As US tech companies face mounting pressure in Europe, France's competition regulator penalized Google 220 million euros ($267 million) on Monday for favoring its own services for displaying online adverts at the expense of competitors.
The fine is part of a settlement struck after three media companies — News Corp, Le Figaro in France, and Groupe Rossel in Belgium — accused Google of abusing its dominating market position in ad sales for their websites and apps in 2019.
Google offered preferential treatment to its own ad inventory marketplace AdX and the Doubleclick Ad Exchange, its real-time platform for letting clients choose and sell advertising, according to the competition authorities.
The authority's head, Isabelle de Silva, said, "It is the first decision in the world to look into complicated algorithmic auctions procedures through which online display advertising operates."
Media firms who want to sell ad space on their websites or mobile applications frequently use many organizations at the same time, which are referred to as supply-side platforms (SSP).
Regulators, on the other hand, found that Google's services were unfairly competing against rivals in a variety of ways, or that they were blocking proper interoperability with alternative ad marketplaces.
When brokering a sale, Doubleclick, for example, would adjust the commission it charged dependent on the prices supplied by other so-called ad servers.
At the same time, Google arranged for AdX to give Doubleclick offers preferential status, effectively squeezing out competitors like Xandr and Index Exchange.
“These egregious actions harmed competition in the nascent online advertising sector, allowing Google to not only maintain but even strengthen its monopoly,” De Silva added.
'It's the first of its kind in the world.'
The transition to online news hurt media companies' ad income, it claimed, "even though their economic model is also substantially weakened by the drop in sales of print subscriptions and the reduction in associated advertising revenue."
Last November, Le Figaro dropped its case, but News Corp, the owner of The Wall Street Journal, and Rossel persisted.
Thierry Hugot, Rossel's sales, and marketing director told AFP last week, "We need regulation because we are not defending ourselves with the same weapons today."
The results were not contested by Google, and the regulator stated that the business has agreed to make operational adjustments, including enhanced interoperability with third-party ad placement providers.
In a statement, Maria Gomri, legal director at Google France, said, "As part of these promises, we are confirming our guarantee not to utilize data from other SSPs to optimize bids in our exchange in a way that other SSPs cannot imitate."

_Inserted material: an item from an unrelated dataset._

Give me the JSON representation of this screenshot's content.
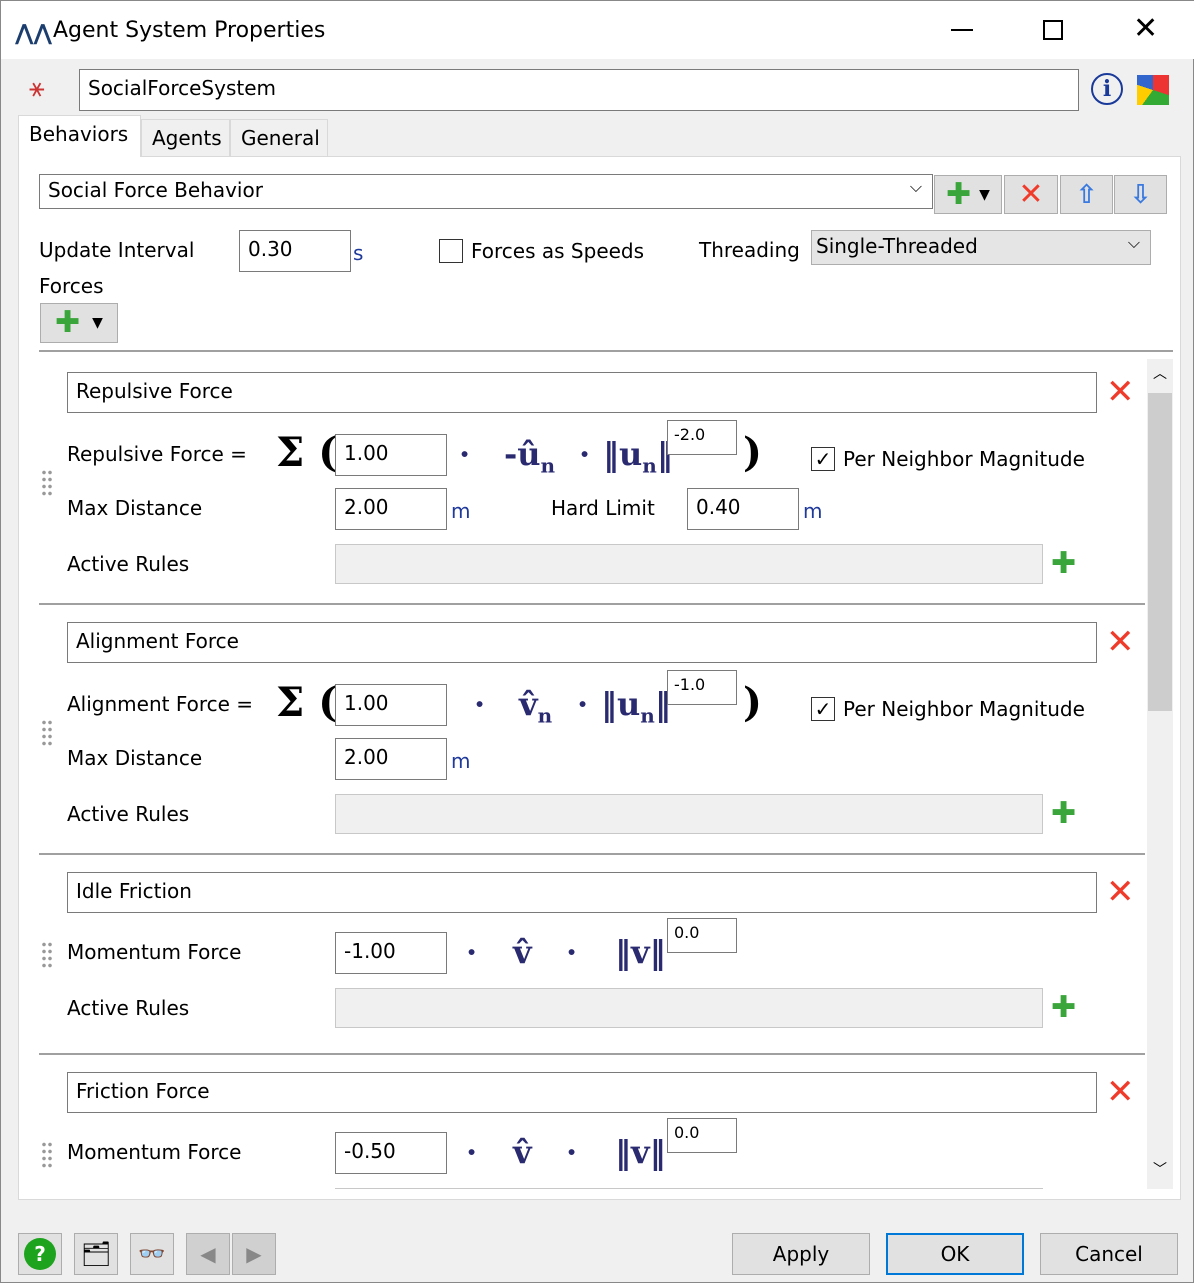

“Over the coming months, we will be testing and developing these modifications before rolling them out more generally, including some globally,” she added.
‘Follow our rules.'
The decision was praised by French Finance Minister Bruno Le Maire, who organized a new digital tax on Internet firms in 2019 that aggravated ties with the Trump administration.
In a statement, he added, "Large platforms have steadily acquired dominating market positions, and it's critical that we apply our competition regulations to technological giants who operate here."
While talks on a complete overhaul of international fiscal rules continue, France has delayed collection of its digital levy, as public outrage rises over hugely successful multinationals that typically make only modest tax contributions.
The French fine is a drop in the bucket compared to Google's $55.3 billion in income in the first quarter of this year, primarily from online ad sales.
The decision comes as European regulators intensify their monitoring of American technology corporations, allocating extra resources to better comprehend the complicated workings of fast-evolving markets.
Last week, Germany's competition authority announced that an antitrust investigation of Google and its parent firm Alphabet would be expanded to include Google News Showcase, a program intended at improving revenue for media publishers.
Facebook was also the subject of concurrent competition investigation from the European Union and the United Kingdom last week, both looking into whether the social media giant is abusing data from advertisers to gain an unfair advantage in the online classifieds market.
In December 2019, the French regulator punished Google 150 million euros for its advertising platform's "opaque" operational regulations, which were found to be applied in an "unfair and arbitrary" manner.
In December of last year, France's privacy watchdog punished Google and Amazon for a total of 135 million euros for putting advertising cookies on users' computers without their knowledge.